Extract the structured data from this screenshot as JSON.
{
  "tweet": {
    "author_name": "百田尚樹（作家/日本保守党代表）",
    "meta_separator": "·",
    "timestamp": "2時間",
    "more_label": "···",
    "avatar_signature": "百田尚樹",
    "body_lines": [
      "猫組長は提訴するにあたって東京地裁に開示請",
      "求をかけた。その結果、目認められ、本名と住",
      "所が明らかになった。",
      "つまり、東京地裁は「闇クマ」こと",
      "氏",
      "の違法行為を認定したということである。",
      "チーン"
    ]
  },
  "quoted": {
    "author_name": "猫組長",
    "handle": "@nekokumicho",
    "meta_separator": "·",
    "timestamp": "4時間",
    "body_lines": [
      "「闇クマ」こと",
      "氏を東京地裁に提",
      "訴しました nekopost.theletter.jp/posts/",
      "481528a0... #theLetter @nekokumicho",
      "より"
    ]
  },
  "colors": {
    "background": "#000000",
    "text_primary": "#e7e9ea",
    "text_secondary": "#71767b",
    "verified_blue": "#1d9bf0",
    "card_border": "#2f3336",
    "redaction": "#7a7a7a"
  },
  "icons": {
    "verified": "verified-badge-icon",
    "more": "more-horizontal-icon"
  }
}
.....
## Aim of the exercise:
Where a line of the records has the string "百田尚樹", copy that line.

## Exercise result:
    "author_name": "百田尚樹（作家/日本保守党代表）",
    "avatar_signature": "百田尚樹",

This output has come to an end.